Some of Carl Sandburg’s reports on racial tensions, originally written for publication in the Chicago Daily News, were collected in The Chicago Race Riots, July 1919 (1919). The riots started July 27 at the 29th Street beach and lasted through August 3. Eugene Williams was the first youth killed. Before it was over, twenty-three African Americans and 15 whites were dead, and another 537 people were wounded (342 black, 195 white). Sandburg provides an account of the escalation of violence that led to the rioting, and he also describes the inadequate housing situation of African Americans. The book begins (page 1):
"The so-called race riots in Chicago during the last week of July 1919, started on a Sunday at a bathing beach. A colored boy swam across an imaginary segregation line. White boys threw rocks at him and knocked him off a raft . He was drowned. Colored people rushed to a policeman and asked for the arrest of the boys throwing stones. The policeman refused. As the dead body of the drowned boy was being handled, more rocks were thrown, on both sides. The policeman held on to his refusal to make arrests. Fighting then began that spread to all the borders of the Black Belt. The score at the end of three days was recorded as twenty negroes dead, fourteen white men dead, and a number of negro houses burned.
The riots furnished an excuse for every element of Gangland to go to it and test their prowess by the most ancient ordeals of the jungle. There was one section of the city that supplied more white hoodlums than any other section. It was the district around the stockyards and packing houses."
Learn more about the 1919 Riots:
"The Chicago Race Riot of 1919" from Jazz Age Chicago.
"Carl Sandburg, The Chicago Race Riots, 1919" from the Encyclopedia of Chicago.
"Race Riots" from the Encyclopedia of Chicago.
"Gangs and the 1919 Chicago Race Riot" from University of Illinois Chicago.
"1919: The Race Riot" from Northwestern University's Homicide Chicago 1870-1930.
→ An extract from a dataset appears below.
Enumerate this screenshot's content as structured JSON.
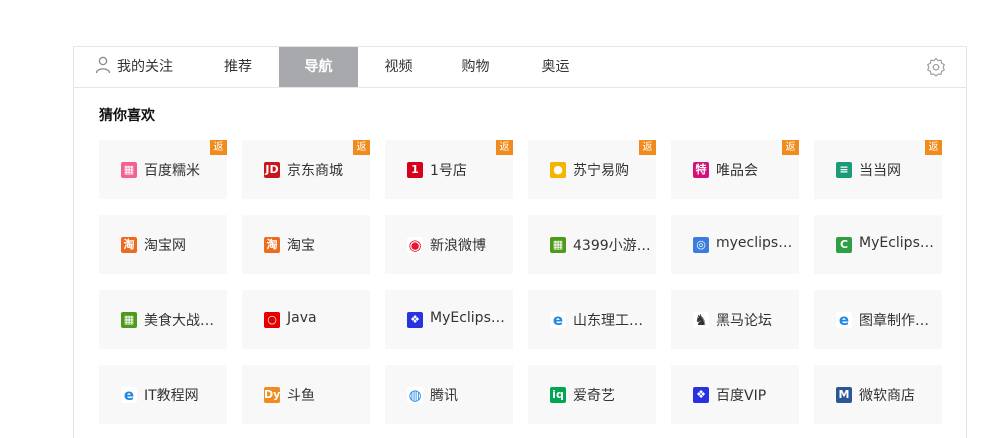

Jeffrey S. Adler, "'Halting the Slaughter of the Innocents,': the Civilizing Process and the Surge in violence in Turn-of-the-Century Chicago," in Social Science History 25.1 (2001) p.29-52.